The river, which is an offshoot of the Waveney, was very shallow in places, though I think it has been dredged a few times and is more navigable now. But it was a pleasant outing in the summer, putting the boat in the water and rowing for an hour, stopping for a picnic and rowing back again. Weeza and her friend Mel decided to go and do that one summer afternoon. Without mentioning it to her mum, Mel borrowed the wicker sewing basket and they packed up their picnic and set off. They were fifteen or sixteen at the time, quite old enough to go without supervision and the water wasn’t so deep that I needed to worry about them, worrier though I am.
An hour or two later, I went outside and there was a distinct whiff of river mud. I’ve got a quite acute sense of smell and am good at identifying what I smell as well. But it was a couple of minutes later when two bedraggled girls trudged up to the house. Weeza had got in the boat and held it steady for Mel, who is somewhat clumsy. Somehow, the boat tipped over. They retrieved the basket but not Mel’s shoes, which sank without trace. Cushions and oars had to be chased down the river. Mud is stinky stuff.
I’m sorry to say that the Sage and I laughed – not at the woeful girls so much as the situation … well, perhaps at the sight as well, I’m not sure.
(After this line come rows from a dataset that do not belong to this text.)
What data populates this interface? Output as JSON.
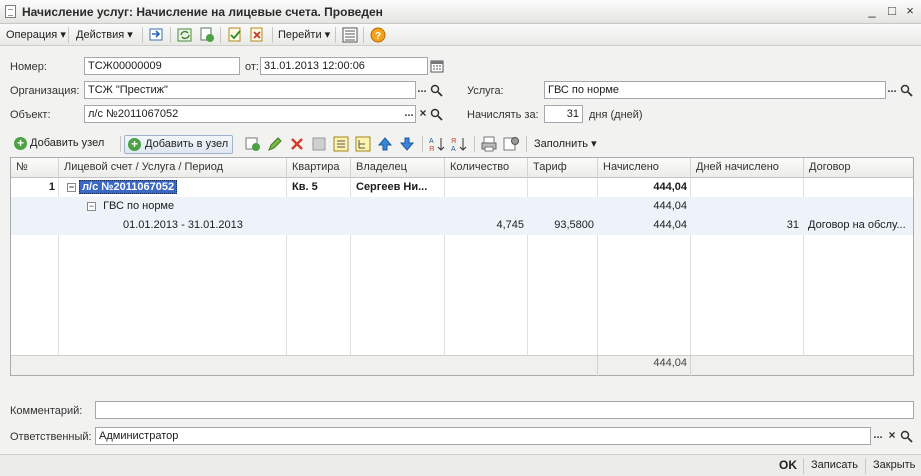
{
  "window": {
    "title": "Начисление услуг: Начисление на лицевые счета. Проведен"
  },
  "toolbar": {
    "operation": "Операция",
    "actions": "Действия",
    "goto": "Перейти"
  },
  "form": {
    "number_label": "Номер:",
    "number": "ТСЖ00000009",
    "date_label": "от:",
    "date": "31.01.2013 12:00:06",
    "org_label": "Организация:",
    "org": "ТСЖ \"Престиж\"",
    "object_label": "Объект:",
    "object": "л/с №2011067052",
    "service_label": "Услуга:",
    "service": "ГВС по норме",
    "charge_for_label": "Начислять за:",
    "charge_for": "31",
    "days_label": "дня (дней)"
  },
  "table_toolbar": {
    "add_node": "Добавить узел",
    "add_to_node": "Добавить в узел",
    "fill": "Заполнить"
  },
  "table": {
    "columns": [
      "№",
      "Лицевой счет / Услуга / Период",
      "Квартира",
      "Владелец",
      "Количество",
      "Тариф",
      "Начислено",
      "Дней начислено",
      "Договор"
    ],
    "rows": [
      {
        "num": "1",
        "account": "л/с №2011067052",
        "apartment": "Кв. 5",
        "owner": "Сергеев Ни...",
        "qty": "",
        "tariff": "",
        "charged": "444,04",
        "days": "",
        "contract": ""
      },
      {
        "num": "",
        "account": "ГВС по норме",
        "apartment": "",
        "owner": "",
        "qty": "",
        "tariff": "",
        "charged": "444,04",
        "days": "",
        "contract": ""
      },
      {
        "num": "",
        "account": "01.01.2013 - 31.01.2013",
        "apartment": "",
        "owner": "",
        "qty": "4,745",
        "tariff": "93,5800",
        "charged": "444,04",
        "days": "31",
        "contract": "Договор на обслу..."
      }
    ],
    "total_charged": "444,04"
  },
  "footer": {
    "comment_label": "Комментарий:",
    "comment": "",
    "responsible_label": "Ответственный:",
    "responsible": "Администратор"
  },
  "bottom": {
    "ok": "OK",
    "save": "Записать",
    "close": "Закрыть"
  }
}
I have no idea what Mel’s mum said about her sewing basket.
Despite all that, I loved the trips out in the boat. It’s what I grew up with, paddling out in our rowing boat on a quiet evening when the river was still and no one was about – this was at Oulton Broad, which is the same river Waveney but much closer to the sea. Or rowing down to one of the backwaters and mooring, to sit quietly until the moorhens and water voles forgot I was there. There’s actually very little I like more than simply messing about in boats.